Task instructions:
If a line in the listing below includes the string "vitest", pull it out.

Information supplied:
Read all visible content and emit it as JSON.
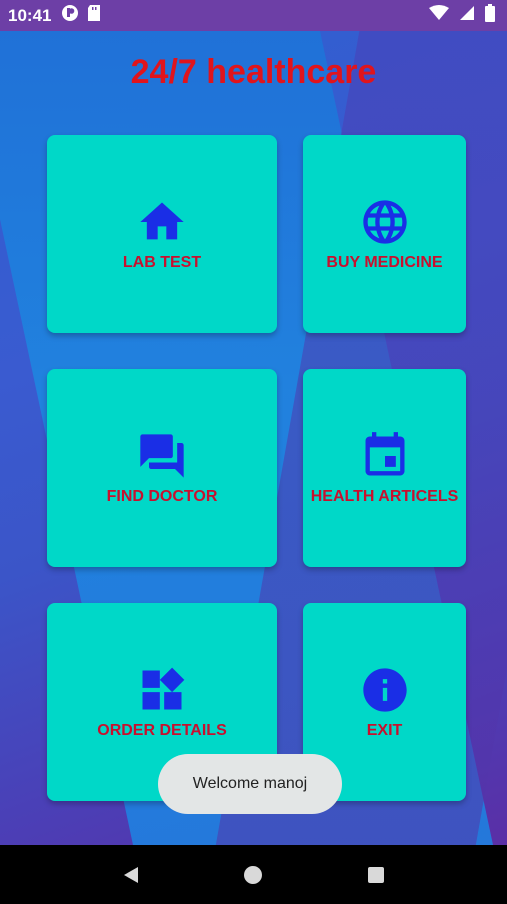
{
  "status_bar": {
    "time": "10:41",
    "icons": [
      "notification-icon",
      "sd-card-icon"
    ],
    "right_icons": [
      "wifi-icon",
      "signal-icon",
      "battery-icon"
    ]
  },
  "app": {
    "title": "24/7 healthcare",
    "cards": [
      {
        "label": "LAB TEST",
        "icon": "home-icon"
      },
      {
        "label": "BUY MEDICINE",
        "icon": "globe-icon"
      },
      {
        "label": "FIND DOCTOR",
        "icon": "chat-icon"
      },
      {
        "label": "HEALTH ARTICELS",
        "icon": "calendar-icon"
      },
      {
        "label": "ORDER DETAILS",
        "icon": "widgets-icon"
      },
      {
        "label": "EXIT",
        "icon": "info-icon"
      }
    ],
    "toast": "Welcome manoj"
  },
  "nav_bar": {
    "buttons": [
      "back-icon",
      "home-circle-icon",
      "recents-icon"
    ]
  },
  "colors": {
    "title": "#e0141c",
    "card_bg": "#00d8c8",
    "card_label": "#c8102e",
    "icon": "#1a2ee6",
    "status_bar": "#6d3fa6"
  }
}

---

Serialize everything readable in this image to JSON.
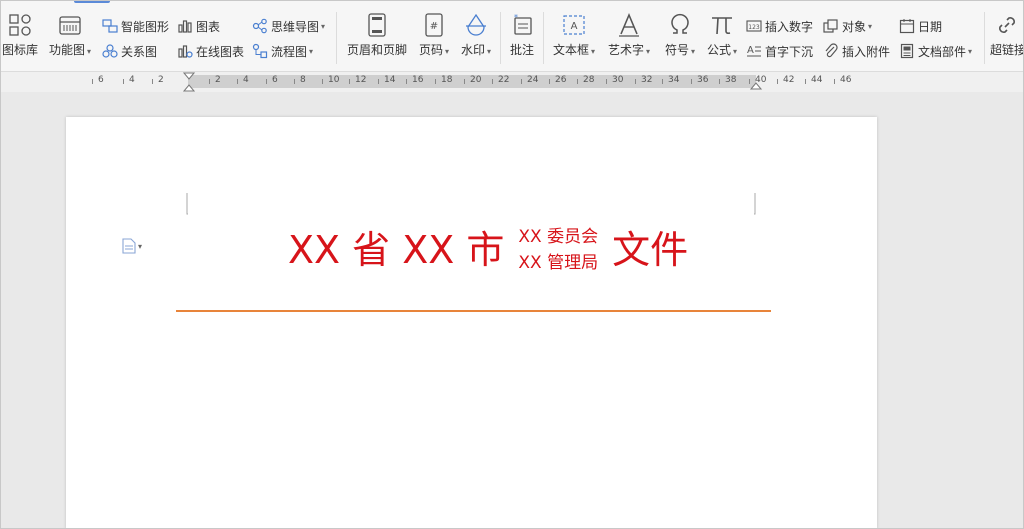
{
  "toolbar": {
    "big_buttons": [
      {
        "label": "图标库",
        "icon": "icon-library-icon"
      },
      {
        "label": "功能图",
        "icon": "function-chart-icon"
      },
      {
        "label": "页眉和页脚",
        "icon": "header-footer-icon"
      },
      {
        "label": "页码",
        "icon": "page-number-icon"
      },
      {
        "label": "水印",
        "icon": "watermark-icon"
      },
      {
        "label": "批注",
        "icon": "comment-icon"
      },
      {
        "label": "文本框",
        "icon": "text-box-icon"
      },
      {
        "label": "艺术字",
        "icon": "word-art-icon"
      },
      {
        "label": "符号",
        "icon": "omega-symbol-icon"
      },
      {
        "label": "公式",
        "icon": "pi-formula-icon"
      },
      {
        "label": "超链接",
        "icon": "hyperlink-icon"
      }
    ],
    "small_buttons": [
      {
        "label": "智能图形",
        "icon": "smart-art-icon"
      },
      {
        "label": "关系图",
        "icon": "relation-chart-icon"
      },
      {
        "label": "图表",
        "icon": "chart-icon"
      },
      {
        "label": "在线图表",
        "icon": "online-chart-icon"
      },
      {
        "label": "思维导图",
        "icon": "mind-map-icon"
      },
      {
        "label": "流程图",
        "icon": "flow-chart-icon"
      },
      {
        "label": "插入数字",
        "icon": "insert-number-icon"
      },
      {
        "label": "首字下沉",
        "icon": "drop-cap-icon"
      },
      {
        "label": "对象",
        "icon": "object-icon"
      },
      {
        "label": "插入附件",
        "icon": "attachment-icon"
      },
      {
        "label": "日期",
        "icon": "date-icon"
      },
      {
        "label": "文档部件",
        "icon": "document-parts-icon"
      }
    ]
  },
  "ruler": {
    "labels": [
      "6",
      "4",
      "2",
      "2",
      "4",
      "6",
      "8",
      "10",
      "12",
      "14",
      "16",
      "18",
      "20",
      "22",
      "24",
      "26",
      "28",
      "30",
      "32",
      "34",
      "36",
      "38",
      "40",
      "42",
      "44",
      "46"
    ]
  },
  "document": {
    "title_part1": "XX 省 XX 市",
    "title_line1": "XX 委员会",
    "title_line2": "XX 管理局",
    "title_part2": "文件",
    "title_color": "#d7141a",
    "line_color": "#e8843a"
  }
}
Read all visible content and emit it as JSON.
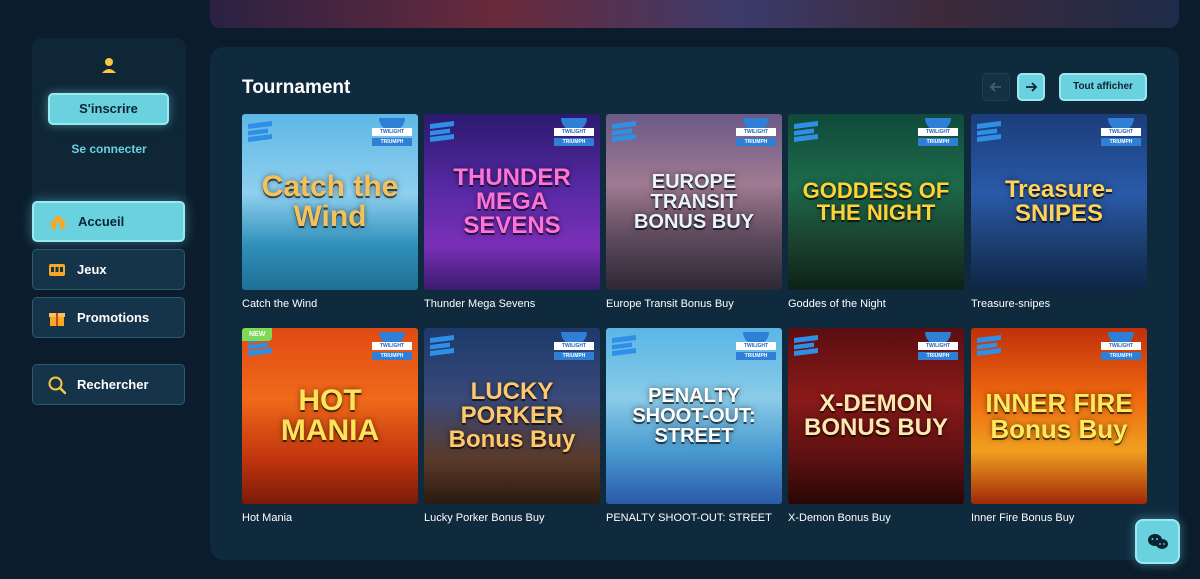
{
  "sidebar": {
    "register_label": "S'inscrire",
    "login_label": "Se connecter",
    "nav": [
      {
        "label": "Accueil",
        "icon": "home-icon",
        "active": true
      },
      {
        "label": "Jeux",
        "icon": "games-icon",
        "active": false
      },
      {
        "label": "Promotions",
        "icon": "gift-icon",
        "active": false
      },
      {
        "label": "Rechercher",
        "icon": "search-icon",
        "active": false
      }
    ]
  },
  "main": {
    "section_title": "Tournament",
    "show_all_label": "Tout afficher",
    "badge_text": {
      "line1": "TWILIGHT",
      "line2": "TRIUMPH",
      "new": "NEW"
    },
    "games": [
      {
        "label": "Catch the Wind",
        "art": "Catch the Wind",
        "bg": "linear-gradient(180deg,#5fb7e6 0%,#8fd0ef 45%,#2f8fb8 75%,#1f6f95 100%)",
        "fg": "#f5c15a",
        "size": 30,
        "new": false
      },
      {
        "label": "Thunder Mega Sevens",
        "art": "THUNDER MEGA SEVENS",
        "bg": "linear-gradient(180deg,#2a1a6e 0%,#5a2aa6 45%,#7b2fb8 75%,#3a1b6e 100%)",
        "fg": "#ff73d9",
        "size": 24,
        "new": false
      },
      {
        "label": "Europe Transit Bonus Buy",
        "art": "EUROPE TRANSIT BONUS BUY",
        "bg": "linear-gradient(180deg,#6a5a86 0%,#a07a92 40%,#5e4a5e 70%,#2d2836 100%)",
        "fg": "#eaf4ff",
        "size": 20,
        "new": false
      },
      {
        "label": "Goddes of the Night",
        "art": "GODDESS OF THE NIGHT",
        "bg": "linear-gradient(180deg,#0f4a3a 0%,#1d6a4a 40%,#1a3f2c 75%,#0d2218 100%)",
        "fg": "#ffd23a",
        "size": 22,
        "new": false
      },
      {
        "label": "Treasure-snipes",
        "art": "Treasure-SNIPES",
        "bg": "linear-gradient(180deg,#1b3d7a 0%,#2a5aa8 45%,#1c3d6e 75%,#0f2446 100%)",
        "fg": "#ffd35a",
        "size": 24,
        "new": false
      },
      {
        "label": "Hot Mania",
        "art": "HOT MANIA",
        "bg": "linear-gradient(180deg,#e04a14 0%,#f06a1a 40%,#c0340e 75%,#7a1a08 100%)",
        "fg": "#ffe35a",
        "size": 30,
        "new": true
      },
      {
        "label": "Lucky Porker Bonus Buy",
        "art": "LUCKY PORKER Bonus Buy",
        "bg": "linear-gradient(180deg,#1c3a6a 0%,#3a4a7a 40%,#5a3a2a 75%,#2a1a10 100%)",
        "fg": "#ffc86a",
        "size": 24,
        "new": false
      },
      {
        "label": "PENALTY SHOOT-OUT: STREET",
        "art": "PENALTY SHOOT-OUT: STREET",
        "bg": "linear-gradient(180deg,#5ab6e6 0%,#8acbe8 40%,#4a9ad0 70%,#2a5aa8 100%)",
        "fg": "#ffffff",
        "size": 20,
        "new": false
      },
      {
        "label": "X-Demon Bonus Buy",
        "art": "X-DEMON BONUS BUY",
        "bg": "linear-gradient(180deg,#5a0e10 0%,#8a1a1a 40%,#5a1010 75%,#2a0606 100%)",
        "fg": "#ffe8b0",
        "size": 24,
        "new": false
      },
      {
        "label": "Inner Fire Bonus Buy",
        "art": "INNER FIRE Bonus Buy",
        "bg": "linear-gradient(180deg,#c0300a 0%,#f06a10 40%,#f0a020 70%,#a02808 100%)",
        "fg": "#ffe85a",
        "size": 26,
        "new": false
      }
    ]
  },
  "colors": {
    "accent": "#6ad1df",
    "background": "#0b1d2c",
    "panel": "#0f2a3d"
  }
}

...

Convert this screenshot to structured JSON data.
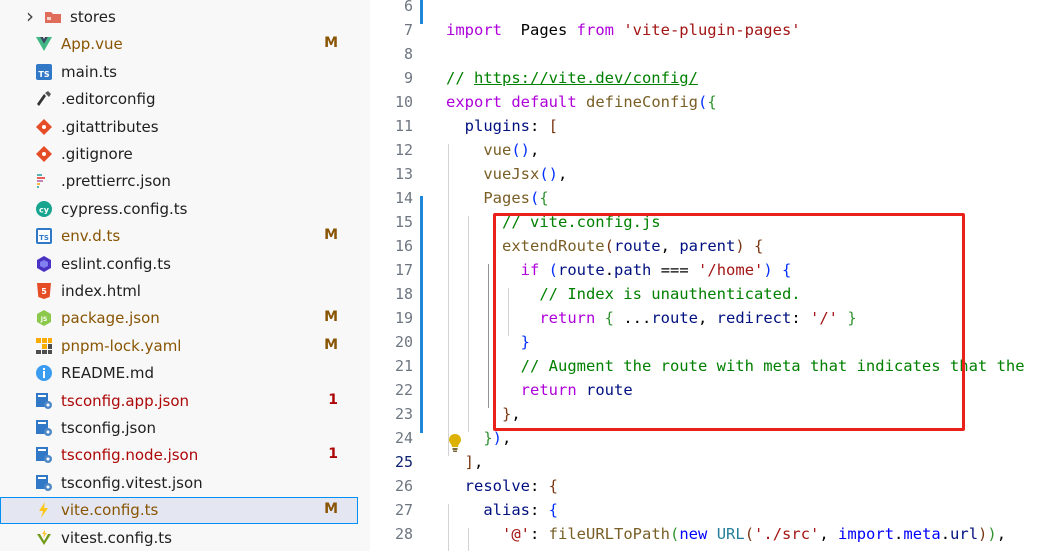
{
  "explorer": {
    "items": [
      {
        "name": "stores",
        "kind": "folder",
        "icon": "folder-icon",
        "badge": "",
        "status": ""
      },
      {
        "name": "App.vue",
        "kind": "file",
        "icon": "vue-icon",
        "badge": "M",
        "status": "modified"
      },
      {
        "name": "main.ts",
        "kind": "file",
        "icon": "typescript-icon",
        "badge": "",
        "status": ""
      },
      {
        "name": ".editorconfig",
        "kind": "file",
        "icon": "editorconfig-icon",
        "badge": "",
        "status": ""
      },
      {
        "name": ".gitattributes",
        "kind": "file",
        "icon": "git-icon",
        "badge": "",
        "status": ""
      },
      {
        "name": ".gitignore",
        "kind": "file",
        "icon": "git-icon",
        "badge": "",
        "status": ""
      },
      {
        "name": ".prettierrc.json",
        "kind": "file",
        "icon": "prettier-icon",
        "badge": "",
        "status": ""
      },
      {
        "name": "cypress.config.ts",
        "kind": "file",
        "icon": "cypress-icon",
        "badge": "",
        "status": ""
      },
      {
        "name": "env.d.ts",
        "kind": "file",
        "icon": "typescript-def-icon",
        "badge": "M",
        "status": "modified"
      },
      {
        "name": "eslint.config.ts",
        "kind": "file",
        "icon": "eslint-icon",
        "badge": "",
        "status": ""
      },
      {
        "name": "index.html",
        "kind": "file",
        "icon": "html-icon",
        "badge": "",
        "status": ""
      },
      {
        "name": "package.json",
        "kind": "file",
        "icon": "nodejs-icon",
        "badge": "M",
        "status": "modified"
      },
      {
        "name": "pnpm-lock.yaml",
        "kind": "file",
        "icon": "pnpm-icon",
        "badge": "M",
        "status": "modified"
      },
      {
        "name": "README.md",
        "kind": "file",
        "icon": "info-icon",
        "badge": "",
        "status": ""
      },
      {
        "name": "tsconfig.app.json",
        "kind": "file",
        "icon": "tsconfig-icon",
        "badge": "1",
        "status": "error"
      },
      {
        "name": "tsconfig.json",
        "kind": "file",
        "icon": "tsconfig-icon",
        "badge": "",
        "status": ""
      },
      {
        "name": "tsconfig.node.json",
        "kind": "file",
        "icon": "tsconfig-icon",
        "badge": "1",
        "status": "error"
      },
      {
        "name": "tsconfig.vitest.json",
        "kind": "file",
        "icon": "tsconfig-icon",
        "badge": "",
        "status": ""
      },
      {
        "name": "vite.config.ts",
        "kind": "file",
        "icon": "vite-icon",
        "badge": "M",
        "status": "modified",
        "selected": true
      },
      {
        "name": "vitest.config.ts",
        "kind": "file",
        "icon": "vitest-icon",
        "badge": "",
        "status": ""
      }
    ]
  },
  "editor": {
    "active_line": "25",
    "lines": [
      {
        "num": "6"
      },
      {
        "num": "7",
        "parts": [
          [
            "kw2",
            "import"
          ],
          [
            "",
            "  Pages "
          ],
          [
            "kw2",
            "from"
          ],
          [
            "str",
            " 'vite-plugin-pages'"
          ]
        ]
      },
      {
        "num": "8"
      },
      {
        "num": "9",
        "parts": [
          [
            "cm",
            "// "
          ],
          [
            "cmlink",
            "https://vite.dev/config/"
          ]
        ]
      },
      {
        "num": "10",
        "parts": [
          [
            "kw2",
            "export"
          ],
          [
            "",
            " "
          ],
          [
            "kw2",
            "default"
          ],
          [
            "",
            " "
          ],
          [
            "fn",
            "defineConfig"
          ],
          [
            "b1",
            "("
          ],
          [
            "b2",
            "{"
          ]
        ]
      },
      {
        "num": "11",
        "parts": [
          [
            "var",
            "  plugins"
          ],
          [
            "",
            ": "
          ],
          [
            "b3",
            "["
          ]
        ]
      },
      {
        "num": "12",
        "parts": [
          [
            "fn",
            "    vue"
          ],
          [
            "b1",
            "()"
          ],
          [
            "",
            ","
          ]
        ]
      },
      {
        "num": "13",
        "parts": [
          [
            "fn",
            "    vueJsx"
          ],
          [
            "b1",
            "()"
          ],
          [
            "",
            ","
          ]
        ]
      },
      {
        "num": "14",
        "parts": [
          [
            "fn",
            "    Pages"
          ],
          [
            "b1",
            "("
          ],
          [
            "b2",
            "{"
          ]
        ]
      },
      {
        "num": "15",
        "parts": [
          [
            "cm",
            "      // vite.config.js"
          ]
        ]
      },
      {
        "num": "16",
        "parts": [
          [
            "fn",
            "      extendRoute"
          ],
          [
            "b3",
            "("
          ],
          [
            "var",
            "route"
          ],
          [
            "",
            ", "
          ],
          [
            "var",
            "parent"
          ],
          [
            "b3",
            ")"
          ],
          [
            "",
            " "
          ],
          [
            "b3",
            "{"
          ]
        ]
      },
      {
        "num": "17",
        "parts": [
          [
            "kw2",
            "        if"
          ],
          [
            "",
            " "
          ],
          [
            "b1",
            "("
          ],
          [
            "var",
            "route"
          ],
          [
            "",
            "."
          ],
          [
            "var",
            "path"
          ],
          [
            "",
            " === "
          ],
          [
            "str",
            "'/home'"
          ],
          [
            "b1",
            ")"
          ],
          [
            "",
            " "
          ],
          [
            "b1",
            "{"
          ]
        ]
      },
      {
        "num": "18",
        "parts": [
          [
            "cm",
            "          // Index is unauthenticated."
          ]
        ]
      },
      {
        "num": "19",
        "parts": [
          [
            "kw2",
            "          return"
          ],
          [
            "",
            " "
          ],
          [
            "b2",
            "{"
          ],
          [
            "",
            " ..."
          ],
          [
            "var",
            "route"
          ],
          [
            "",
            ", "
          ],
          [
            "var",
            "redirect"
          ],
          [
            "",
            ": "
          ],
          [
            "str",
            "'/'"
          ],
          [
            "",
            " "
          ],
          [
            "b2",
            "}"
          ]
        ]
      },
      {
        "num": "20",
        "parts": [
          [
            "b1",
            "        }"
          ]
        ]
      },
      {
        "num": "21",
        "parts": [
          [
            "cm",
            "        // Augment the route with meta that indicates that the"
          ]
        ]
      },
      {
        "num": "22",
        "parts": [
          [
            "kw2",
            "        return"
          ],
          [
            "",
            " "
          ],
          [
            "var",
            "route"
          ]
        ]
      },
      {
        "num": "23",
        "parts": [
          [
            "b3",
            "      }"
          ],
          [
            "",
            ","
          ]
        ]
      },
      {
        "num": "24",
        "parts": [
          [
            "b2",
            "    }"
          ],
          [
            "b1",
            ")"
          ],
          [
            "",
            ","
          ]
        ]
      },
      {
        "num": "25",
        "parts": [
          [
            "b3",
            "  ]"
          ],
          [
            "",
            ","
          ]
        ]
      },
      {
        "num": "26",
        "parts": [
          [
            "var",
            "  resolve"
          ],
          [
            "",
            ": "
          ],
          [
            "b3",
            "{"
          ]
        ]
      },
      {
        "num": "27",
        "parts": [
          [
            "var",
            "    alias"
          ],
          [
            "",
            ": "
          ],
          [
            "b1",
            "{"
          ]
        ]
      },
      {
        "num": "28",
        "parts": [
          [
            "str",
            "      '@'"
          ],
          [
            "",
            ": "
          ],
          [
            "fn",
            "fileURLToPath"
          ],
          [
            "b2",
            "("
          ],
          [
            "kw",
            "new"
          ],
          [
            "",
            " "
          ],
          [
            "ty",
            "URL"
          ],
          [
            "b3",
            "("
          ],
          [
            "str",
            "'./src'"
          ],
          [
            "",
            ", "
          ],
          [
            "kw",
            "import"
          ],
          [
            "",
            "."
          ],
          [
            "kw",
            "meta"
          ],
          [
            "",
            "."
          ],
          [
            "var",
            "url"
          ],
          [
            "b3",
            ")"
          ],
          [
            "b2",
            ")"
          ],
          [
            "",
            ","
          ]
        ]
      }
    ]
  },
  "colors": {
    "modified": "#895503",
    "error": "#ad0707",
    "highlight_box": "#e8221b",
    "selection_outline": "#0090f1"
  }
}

Task output:
        "name": "tsconfig.vitest.json",
        "name": "vitest.config.ts",
        "icon": "vitest-icon",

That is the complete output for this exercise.